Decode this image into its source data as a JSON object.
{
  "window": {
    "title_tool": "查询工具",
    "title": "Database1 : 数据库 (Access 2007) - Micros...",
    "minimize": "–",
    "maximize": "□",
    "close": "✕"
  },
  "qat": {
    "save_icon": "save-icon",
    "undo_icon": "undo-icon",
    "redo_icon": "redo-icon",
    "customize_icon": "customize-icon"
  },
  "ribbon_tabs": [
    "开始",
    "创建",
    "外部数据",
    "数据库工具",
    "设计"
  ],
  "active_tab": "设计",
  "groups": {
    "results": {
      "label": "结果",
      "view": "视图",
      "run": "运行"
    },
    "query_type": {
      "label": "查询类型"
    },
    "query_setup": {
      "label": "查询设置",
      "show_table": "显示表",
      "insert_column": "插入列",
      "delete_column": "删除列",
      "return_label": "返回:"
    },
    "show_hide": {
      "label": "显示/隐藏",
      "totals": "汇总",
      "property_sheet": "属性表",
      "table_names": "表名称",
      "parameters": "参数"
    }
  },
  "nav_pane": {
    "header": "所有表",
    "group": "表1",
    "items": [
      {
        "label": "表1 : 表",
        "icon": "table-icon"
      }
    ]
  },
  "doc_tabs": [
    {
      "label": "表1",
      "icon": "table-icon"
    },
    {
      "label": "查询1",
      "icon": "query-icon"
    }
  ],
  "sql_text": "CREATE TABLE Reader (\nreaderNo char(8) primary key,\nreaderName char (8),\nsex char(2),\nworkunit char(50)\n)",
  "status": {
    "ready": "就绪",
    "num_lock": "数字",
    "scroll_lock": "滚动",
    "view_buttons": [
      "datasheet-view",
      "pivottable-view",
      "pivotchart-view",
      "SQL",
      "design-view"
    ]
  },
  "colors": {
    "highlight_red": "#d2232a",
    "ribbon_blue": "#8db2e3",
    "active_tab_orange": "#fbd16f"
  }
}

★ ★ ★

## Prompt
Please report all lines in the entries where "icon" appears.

## Solution
    "save_icon": "save-icon",
    "undo_icon": "undo-icon",
    "redo_icon": "redo-icon",
    "customize_icon": "customize-icon"
        "icon": "table-icon"
      "icon": "table-icon"
      "icon": "query-icon"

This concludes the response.